My first Pride experience is etched in my memory like a vibrant, Technicolor dream. I mean, who could forget thousands of nipples making their way down Manhattan’s Fifth Avenue? I was 17 and fresh out of the closet. I had formed my first queer clique, an eclectic group of Latina, black, and white dykes and trans kids with spiky hair and attitudes. It was the late ’90s and there was defiance in the air. The girls of the Clit Club and ACT UP were alive and well, and Matthew Shepard’s death was a gaping wound that still hadn’t healed.
My friends convinced me to accompany them to the New York City Dyke March. I had no idea what to expect. I stood on the sidewalk near the route’s end point at Washington Square Park until the traffic quieted and the distant sound of whistles turned into a loud chant, and a wall of women walked in unison—and without shirts on—right down the middle of the street. Thousands of topless women of all shapes and sizes, a garden variety of exposed breasts and bellies. I shivered despite the warm temperature, because to see myself reflected in so many women was to know that I was where I was meant to be. For the first time, I felt part of a community—one that was incredibly powerful and beautiful. I would have cried if I hadn’t been an adolescent acutely aware that doing so would mean losing my street cred.
I followed my more seasoned friends into the park after the march ended and watched with fascination as the topless lesbians formed drum circles and danced with abandon to the beat. Someone dressed in a giant vagina costume was handing out lube and dental dams. Another woman wearing nothing but a rainbow ribbon in her hair was preaching about liberation.
Needless to say, the day tore the hinges off any reservations I had about who I was or what I was getting myself into.
As if that weren’t mind-expanding enough, the next day I joined my friends at the official New York City Pride Parade. Where the Dyke March had been radical, untethered, and technically illegal, the Pride Parade was orchestrated and organized, but it was equally outrageous. There were hundreds of thousands of people lined all along the streets from Midtown to the West Village. I stood sweating in the summer heat, wedged between shrieking gay men and dykes waving their arms, happy to be surrounded by an enormous crowd of people who had at one point felt alone and targeted, but today felt powerful together.

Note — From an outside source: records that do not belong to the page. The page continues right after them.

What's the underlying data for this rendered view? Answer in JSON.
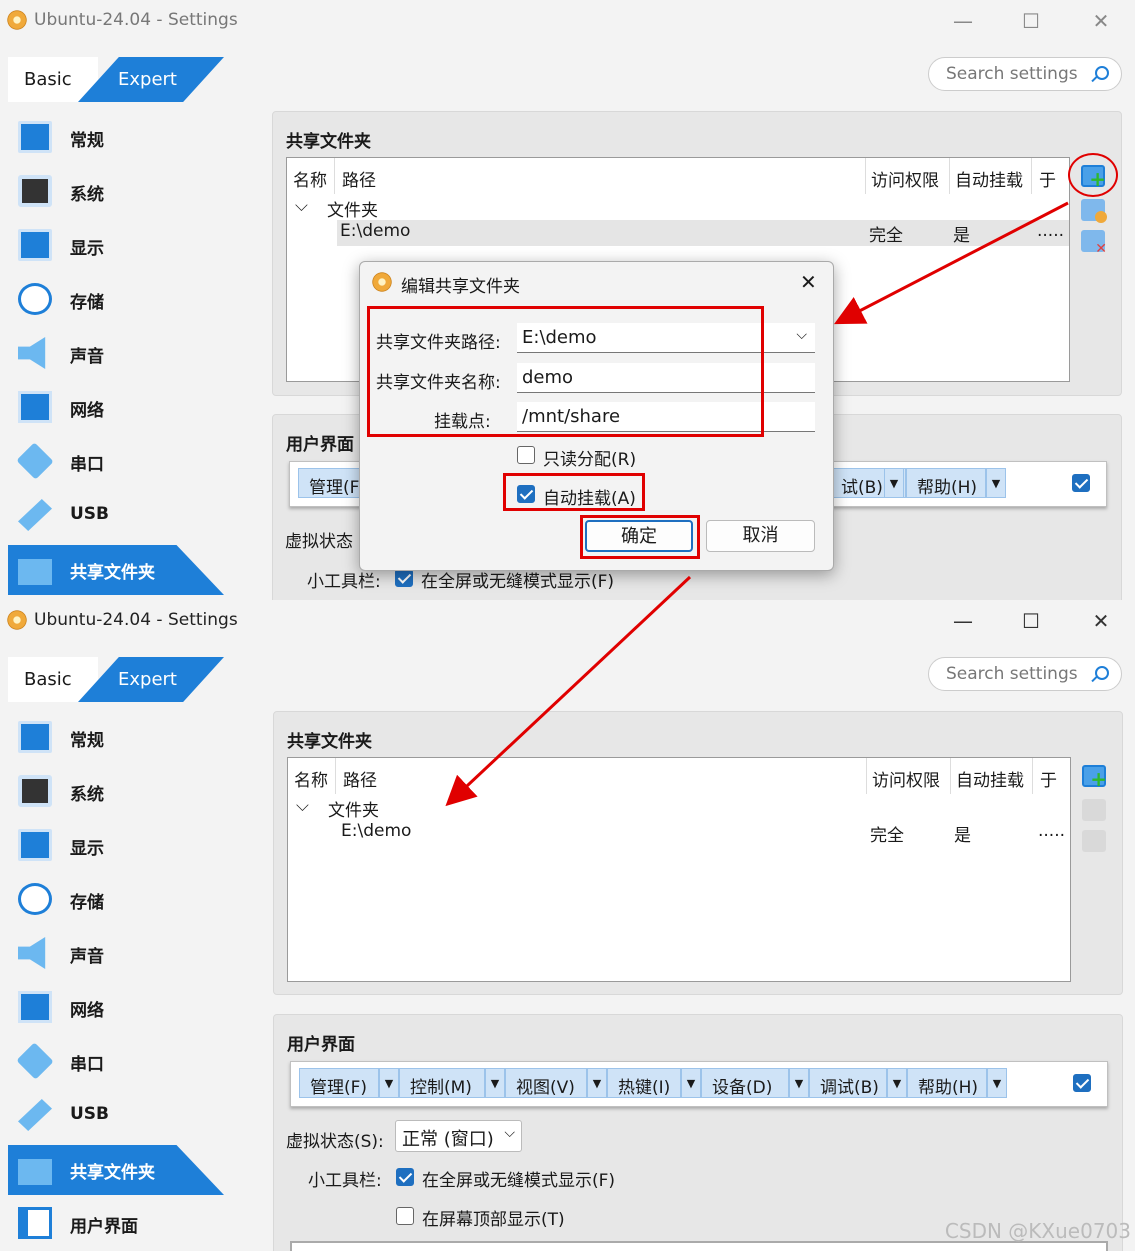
{
  "window": {
    "title": "Ubuntu-24.04 - Settings",
    "minimize": "—",
    "maximize": "☐",
    "close": "✕"
  },
  "mode_tabs": {
    "basic": "Basic",
    "expert": "Expert"
  },
  "search": {
    "placeholder": "Search settings"
  },
  "sidebar": {
    "items": [
      {
        "label": "常规",
        "icon": "monitor-icon"
      },
      {
        "label": "系统",
        "icon": "chip-icon"
      },
      {
        "label": "显示",
        "icon": "display-icon"
      },
      {
        "label": "存储",
        "icon": "disk-icon"
      },
      {
        "label": "声音",
        "icon": "speaker-icon"
      },
      {
        "label": "网络",
        "icon": "network-icon"
      },
      {
        "label": "串口",
        "icon": "serial-icon"
      },
      {
        "label": "USB",
        "icon": "usb-icon"
      },
      {
        "label": "共享文件夹",
        "icon": "shared-folder-icon"
      },
      {
        "label": "用户界面",
        "icon": "user-interface-icon"
      }
    ],
    "selected": "共享文件夹"
  },
  "shared_folders": {
    "title": "共享文件夹",
    "columns": [
      "名称",
      "路径",
      "访问权限",
      "自动挂载",
      "于"
    ],
    "group": "文件夹",
    "rows": [
      {
        "name": "E:\\demo",
        "access": "完全",
        "automount": "是",
        "at": "....."
      }
    ]
  },
  "user_interface": {
    "title": "用户界面",
    "menus": [
      "管理(F)",
      "控制(M)",
      "视图(V)",
      "热键(I)",
      "设备(D)",
      "调试(B)",
      "帮助(H)"
    ],
    "menus_top_visible": [
      "管理(F",
      "试(B)",
      "帮助(H)"
    ],
    "vm_state_label": "虚拟状态(S):",
    "vm_state_label_top": "虚拟状态",
    "vm_state_value": "正常 (窗口)",
    "mini_toolbar_label": "小工具栏:",
    "mini_opt1": "在全屏或无缝模式显示(F)",
    "mini_opt2": "在屏幕顶部显示(T)"
  },
  "dialog": {
    "title": "编辑共享文件夹",
    "path_label": "共享文件夹路径:",
    "path_value": "E:\\demo",
    "name_label": "共享文件夹名称:",
    "name_value": "demo",
    "mount_label": "挂载点:",
    "mount_value": "/mnt/share",
    "readonly_label": "只读分配(R)",
    "readonly_checked": false,
    "automount_label": "自动挂载(A)",
    "automount_checked": true,
    "ok": "确定",
    "cancel": "取消"
  },
  "annotation_color": "#e00000",
  "accent_color": "#1e7fd8",
  "watermark": "CSDN @KXue0703"
}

I watched and participated in various Pride events over the years, coordinating floats and corralling queers, marketing and promoting Pride parties, dancing and singing, marching while carrying signs and chanting slogans, printing T-shirts and helping reporters shape their stories. And sometimes I just stood on the sidelines drinking it all in. I noted how each year the crowds grew a little bit larger, how more floats boasted the logos of corporate sponsors, and more LGBTQ-affirming churches and elected officials joined in the fun.
Eventually, I felt I didn’t need to go to Pride anymore. Perhaps the movement had become too coopted by the mainstream for the drag queen glitter to shine brighter than the lights from the Citibank or American Airlines floats. Perhaps enough of the crowd had become acquiescent and felt we had won our rights that the political fervor I felt that first year had trailed off into mainstreamed living. I stopped going to Pride, because it felt different.
Then Orlando happened. Young queers who didn’t live through Matthew Shepard, whose schools had Gay Straight Alliances, and who didn’t know a time before the internet felt truly shaken. Older queers who had designed their lives around marriage and kids and white picket fences also paused to take stock. And our allies stopped wondering why we were still fighting for equal rights in the courts and legislatures when we had already won marriage, so why not just hush already.
For the first time since I came out, I feel the anger rising in the throats of queers and those who love us, a realization that it’s not over yet, that perhaps we’ve only just begun. For the first time since I was a wide-eyed teenager, I feel the need to attend Pride this year, to connect with my community. We are hurting, but we are fierce. That fire never went out. It flickered, but now it’s ready to burn brighter than ever.